> Assignment: Whenever the word "Quick" shows up in a line of the data, copy that line.

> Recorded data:
= = =

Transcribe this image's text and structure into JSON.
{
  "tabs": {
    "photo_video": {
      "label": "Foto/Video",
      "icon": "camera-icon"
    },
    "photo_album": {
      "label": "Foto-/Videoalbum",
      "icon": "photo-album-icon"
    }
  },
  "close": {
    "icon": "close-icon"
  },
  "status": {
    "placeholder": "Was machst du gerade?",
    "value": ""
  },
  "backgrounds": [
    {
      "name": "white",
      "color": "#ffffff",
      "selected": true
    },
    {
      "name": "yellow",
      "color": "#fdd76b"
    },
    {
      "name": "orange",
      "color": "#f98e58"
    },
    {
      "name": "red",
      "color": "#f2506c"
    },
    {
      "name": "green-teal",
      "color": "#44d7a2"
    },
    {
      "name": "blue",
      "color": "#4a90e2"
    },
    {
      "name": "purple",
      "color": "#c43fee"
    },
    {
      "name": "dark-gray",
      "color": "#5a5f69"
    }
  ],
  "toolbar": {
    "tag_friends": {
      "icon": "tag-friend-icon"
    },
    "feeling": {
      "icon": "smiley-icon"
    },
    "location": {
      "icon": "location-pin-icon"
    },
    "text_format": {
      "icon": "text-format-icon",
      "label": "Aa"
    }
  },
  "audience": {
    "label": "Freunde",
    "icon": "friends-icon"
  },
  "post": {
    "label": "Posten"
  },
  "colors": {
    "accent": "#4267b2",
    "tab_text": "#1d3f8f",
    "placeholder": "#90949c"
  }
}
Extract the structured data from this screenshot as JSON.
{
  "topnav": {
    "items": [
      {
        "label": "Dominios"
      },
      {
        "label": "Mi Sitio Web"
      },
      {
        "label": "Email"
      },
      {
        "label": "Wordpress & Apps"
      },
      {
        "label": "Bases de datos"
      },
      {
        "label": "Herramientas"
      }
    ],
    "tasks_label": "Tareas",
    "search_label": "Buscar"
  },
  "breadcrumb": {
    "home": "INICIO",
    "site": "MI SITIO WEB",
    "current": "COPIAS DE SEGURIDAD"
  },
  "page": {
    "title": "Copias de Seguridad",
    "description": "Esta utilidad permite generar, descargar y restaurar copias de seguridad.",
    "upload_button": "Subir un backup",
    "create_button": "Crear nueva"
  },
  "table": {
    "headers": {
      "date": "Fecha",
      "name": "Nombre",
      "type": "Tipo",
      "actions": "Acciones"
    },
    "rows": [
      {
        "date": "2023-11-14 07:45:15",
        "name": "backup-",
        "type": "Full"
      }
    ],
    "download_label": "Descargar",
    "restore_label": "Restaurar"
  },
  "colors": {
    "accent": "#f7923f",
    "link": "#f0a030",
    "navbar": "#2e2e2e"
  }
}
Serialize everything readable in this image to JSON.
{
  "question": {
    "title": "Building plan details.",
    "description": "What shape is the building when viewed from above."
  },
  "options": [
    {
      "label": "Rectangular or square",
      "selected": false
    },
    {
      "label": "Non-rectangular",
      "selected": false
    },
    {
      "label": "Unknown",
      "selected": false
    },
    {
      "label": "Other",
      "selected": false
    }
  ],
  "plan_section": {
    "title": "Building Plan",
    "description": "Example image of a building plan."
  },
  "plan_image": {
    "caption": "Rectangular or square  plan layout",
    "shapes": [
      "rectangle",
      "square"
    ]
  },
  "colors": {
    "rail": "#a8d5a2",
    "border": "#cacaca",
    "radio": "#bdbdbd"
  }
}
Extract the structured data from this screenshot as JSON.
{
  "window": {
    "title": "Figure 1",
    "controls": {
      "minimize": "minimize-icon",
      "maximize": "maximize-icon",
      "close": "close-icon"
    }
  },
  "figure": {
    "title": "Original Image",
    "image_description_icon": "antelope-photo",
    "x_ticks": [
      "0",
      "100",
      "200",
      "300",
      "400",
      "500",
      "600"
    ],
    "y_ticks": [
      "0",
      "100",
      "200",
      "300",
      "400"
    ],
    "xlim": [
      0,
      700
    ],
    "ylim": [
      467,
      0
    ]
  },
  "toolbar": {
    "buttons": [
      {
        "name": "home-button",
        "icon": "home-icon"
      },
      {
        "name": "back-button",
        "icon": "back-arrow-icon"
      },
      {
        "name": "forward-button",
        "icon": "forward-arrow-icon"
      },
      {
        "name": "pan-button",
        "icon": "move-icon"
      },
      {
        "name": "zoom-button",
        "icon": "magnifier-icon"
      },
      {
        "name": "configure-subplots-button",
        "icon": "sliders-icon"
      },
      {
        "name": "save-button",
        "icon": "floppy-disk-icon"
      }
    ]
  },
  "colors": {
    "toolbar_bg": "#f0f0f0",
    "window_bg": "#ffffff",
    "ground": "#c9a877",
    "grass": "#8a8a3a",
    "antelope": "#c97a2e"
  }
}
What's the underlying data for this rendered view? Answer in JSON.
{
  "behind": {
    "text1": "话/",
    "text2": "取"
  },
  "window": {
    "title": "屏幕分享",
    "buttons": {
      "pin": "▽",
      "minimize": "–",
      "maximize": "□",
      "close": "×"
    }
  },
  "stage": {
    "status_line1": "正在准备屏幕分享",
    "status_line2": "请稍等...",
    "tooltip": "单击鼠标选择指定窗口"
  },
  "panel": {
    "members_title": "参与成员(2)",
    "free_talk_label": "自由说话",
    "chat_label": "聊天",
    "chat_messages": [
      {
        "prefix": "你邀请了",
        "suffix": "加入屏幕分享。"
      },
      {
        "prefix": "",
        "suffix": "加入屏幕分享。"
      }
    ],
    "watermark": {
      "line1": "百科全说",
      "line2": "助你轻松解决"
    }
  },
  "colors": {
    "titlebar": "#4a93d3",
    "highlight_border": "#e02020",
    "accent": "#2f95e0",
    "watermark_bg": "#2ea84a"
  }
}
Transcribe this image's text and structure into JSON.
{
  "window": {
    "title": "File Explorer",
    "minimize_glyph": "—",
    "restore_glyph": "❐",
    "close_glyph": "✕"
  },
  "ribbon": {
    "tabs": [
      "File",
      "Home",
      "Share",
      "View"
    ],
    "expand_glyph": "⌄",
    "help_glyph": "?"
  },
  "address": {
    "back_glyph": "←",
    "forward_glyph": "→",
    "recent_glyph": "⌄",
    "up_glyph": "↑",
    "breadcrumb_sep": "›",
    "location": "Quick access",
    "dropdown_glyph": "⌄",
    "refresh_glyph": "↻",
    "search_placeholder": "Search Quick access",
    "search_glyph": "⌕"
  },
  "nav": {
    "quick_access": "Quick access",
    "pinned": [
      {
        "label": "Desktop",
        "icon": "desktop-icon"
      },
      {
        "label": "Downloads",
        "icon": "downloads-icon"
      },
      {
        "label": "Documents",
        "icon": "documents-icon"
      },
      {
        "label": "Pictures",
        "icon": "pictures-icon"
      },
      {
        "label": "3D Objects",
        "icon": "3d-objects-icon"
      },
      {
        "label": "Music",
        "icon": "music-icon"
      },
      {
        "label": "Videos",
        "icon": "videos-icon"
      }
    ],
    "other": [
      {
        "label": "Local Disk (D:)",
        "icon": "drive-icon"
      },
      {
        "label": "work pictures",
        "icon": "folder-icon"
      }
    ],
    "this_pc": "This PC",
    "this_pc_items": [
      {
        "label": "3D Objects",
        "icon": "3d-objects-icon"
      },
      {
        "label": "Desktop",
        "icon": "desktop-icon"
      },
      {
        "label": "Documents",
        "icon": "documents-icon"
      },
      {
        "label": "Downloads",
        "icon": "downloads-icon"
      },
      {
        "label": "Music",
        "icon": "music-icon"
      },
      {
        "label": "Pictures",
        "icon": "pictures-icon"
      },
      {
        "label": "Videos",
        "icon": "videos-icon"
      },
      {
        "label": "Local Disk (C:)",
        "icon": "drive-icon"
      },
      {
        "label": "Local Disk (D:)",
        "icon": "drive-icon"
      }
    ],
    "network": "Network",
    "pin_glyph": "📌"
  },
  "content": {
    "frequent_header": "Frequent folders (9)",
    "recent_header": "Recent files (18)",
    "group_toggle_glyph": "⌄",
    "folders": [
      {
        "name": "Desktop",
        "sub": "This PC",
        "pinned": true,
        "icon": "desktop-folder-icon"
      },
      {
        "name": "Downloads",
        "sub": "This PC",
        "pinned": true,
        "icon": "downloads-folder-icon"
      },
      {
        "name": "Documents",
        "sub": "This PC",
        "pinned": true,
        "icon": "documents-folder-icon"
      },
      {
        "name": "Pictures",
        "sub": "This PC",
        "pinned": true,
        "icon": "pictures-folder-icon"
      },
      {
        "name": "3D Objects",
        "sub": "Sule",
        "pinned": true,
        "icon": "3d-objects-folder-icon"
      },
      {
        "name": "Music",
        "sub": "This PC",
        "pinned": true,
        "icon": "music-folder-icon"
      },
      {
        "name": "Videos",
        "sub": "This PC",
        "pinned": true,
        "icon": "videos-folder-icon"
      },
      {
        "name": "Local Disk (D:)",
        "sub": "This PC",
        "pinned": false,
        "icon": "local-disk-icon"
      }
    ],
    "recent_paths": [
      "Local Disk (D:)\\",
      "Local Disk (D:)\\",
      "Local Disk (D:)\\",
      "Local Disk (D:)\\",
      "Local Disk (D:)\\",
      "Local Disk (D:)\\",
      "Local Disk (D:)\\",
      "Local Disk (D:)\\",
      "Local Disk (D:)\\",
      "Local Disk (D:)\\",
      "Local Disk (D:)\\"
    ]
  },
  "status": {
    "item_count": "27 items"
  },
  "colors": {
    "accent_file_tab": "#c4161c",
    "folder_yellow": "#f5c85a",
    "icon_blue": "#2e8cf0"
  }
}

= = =

> Exercise solution:
    "location": "Quick access",
    "search_placeholder": "Search Quick access",
    "quick_access": "Quick access",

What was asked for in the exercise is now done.